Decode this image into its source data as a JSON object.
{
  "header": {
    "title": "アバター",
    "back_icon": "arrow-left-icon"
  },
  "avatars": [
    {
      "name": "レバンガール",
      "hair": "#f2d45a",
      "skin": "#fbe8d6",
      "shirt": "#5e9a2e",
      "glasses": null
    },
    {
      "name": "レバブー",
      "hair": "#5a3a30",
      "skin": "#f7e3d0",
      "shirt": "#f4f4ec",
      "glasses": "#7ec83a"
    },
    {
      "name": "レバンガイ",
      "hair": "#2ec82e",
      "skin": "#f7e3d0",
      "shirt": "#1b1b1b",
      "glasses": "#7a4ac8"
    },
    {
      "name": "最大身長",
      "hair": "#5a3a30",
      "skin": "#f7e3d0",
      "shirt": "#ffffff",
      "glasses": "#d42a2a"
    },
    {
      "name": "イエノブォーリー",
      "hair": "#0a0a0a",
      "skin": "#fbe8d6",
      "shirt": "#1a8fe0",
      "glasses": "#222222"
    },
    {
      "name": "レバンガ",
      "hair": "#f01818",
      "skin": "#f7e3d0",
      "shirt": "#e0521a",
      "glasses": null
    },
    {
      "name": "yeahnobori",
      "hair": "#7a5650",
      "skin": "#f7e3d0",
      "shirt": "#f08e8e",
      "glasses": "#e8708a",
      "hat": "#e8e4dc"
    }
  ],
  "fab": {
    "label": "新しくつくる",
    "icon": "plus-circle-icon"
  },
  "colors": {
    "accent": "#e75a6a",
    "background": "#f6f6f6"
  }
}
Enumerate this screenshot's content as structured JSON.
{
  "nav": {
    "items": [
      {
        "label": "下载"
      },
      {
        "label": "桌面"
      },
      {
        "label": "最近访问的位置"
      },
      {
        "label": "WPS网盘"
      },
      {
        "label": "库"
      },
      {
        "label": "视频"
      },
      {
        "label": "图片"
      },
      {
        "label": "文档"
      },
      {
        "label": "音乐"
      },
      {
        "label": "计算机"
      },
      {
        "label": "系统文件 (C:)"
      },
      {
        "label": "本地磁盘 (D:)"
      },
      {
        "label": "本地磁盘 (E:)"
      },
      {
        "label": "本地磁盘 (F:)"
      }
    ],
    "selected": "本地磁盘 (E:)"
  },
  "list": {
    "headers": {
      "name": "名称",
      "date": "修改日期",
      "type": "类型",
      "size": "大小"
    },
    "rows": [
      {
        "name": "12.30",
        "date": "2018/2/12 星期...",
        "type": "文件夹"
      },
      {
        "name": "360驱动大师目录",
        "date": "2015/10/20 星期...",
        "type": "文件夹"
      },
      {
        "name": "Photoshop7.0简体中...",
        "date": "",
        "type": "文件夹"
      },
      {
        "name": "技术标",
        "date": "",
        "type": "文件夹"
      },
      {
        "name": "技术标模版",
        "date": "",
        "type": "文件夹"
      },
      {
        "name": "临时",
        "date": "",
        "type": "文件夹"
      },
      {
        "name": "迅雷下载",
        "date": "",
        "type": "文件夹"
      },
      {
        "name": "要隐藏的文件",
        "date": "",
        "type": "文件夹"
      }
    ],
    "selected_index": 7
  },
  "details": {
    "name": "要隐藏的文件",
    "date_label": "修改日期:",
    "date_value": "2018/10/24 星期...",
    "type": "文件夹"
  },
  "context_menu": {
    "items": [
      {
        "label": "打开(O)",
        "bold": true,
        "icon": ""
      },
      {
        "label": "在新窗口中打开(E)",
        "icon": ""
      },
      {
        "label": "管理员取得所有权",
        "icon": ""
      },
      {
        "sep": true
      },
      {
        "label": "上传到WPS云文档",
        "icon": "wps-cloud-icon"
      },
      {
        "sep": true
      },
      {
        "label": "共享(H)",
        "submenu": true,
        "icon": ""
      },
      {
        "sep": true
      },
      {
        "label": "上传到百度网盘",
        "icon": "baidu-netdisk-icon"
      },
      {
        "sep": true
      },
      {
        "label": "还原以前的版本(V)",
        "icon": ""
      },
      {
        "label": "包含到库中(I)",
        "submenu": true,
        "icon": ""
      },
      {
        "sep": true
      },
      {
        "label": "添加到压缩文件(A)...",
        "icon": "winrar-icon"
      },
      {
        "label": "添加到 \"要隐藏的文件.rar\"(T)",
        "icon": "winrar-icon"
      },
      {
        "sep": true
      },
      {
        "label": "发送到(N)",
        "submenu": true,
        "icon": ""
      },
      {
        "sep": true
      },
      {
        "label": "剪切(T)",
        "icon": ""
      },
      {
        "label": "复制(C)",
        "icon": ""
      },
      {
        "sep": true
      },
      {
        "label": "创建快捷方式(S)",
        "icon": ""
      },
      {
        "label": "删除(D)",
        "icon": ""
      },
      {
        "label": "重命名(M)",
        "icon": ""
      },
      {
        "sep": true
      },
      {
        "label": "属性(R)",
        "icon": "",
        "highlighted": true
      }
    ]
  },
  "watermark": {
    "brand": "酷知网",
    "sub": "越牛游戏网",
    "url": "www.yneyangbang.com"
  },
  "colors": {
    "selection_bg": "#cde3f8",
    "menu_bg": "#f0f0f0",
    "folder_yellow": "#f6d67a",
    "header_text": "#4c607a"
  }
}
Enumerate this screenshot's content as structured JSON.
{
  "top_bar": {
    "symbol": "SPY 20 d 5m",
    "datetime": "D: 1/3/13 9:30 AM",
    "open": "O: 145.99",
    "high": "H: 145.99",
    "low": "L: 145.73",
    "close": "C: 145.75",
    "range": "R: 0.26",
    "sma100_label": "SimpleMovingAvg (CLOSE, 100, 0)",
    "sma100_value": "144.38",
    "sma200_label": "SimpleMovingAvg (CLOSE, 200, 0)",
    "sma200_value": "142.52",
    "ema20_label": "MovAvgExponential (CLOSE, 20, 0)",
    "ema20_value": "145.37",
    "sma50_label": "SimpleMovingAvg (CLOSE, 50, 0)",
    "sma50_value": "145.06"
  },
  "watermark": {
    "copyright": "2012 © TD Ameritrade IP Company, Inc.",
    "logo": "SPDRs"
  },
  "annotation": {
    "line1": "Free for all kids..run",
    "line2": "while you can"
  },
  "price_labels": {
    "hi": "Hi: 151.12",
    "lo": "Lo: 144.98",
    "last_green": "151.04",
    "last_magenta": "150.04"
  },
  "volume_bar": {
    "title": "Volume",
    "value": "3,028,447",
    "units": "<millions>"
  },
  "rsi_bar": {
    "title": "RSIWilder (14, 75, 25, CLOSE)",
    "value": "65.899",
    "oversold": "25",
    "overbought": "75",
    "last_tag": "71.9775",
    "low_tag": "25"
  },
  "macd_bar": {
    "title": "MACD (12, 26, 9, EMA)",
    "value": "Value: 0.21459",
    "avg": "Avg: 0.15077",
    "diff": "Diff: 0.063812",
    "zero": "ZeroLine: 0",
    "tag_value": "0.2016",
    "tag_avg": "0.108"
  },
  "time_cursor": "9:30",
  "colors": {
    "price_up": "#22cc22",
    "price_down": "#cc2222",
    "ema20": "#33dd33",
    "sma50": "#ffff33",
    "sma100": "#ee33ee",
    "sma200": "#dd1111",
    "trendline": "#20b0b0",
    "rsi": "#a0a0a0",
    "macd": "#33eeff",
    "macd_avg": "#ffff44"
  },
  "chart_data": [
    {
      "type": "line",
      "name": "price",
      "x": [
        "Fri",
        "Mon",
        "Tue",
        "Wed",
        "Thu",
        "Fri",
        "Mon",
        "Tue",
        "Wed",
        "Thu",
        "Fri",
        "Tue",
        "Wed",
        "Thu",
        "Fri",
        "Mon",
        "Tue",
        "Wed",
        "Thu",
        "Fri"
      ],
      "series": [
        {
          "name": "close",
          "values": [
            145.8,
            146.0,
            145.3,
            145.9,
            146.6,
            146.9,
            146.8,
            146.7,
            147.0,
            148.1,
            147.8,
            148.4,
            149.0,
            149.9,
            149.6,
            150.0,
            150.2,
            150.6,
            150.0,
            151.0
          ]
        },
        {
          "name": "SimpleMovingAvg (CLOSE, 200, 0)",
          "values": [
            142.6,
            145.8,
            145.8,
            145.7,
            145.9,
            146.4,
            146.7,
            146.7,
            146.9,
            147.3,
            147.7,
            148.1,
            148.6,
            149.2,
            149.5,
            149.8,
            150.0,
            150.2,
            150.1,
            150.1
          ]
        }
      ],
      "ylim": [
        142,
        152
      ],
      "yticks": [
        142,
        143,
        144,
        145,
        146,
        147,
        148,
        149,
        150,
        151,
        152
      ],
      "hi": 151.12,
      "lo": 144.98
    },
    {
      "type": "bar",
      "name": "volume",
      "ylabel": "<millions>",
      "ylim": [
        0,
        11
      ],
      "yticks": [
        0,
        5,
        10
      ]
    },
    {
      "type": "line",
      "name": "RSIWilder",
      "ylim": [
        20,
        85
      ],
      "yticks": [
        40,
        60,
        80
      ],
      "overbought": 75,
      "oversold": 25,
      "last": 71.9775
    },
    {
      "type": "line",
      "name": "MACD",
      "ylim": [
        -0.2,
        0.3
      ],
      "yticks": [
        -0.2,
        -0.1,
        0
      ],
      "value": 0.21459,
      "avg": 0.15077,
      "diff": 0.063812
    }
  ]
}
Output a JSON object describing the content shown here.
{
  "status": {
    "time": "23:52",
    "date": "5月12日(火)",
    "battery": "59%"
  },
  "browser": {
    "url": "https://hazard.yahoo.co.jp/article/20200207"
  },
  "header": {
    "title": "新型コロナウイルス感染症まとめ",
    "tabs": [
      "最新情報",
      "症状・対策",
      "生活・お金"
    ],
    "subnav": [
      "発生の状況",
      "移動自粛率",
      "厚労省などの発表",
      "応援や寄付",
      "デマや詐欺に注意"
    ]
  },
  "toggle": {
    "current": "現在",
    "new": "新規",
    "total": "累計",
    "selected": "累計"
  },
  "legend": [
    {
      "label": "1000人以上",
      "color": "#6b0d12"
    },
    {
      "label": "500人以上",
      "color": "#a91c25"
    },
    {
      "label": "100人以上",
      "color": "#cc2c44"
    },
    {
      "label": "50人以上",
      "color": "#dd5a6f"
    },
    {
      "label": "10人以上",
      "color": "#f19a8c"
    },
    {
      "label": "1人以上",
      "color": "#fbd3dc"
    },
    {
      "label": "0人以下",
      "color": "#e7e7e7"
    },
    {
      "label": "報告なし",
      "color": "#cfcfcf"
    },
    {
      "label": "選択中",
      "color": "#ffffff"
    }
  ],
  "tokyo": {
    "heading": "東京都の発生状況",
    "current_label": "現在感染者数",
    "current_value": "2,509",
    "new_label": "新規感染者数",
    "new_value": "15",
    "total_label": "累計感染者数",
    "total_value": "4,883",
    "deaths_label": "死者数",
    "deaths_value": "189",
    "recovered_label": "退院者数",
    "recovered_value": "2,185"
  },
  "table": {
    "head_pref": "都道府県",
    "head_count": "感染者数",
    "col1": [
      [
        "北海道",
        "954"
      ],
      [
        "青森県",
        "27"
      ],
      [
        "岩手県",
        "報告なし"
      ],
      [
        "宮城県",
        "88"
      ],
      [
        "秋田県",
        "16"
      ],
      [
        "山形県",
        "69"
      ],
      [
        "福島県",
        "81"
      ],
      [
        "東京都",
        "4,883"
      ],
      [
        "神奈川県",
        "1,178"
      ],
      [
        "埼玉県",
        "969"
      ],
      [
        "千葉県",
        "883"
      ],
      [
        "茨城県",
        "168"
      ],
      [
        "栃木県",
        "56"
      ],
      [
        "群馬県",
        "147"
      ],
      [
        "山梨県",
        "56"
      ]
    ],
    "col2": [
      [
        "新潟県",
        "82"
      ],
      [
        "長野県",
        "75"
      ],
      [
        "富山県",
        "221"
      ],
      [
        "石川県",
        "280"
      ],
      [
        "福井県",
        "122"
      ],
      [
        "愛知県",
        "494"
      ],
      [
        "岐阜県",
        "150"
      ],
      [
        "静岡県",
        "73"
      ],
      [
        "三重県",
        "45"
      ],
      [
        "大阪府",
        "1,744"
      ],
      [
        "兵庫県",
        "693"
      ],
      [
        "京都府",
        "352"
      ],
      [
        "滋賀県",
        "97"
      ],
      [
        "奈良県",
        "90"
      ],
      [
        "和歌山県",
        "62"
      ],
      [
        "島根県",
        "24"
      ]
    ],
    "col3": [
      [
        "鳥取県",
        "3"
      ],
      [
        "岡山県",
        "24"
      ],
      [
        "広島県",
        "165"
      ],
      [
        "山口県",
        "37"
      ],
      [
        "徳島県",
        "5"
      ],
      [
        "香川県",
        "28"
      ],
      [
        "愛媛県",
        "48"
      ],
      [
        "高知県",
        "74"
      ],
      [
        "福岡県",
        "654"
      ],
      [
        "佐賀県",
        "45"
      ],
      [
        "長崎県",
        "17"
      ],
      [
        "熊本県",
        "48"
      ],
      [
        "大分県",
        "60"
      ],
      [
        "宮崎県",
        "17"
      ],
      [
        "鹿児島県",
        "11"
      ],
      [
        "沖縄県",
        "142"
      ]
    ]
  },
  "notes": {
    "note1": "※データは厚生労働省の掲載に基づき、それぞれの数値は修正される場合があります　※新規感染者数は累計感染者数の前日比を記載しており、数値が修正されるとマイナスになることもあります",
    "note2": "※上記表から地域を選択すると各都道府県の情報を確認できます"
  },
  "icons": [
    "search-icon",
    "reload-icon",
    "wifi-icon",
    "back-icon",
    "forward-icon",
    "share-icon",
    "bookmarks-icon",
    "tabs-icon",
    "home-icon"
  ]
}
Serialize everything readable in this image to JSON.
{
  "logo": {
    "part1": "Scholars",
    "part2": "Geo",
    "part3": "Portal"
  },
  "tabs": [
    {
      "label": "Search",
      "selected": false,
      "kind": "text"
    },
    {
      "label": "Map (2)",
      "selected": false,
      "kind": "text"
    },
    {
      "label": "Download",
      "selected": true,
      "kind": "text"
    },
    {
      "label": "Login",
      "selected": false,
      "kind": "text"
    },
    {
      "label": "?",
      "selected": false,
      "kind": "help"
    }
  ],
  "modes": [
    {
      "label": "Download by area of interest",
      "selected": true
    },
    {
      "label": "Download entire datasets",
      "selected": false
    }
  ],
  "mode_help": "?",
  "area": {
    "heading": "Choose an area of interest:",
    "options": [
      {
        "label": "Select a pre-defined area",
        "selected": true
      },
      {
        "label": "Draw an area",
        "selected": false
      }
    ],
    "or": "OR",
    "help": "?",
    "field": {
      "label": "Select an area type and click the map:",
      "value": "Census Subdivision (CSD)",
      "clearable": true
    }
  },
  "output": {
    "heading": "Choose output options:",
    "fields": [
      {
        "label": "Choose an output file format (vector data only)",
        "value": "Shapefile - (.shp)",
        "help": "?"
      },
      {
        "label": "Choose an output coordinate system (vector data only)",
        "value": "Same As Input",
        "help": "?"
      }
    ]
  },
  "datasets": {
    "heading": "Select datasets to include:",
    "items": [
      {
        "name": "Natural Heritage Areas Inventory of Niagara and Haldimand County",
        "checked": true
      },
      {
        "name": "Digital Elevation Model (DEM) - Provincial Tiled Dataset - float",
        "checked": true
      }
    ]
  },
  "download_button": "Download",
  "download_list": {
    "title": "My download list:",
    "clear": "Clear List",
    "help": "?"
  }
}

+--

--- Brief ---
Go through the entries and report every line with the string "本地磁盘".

--- Response box ---
        "label": "本地磁盘 (D:)"
        "label": "本地磁盘 (E:)"
        "label": "本地磁盘 (F:)"
    "selected": "本地磁盘 (E:)"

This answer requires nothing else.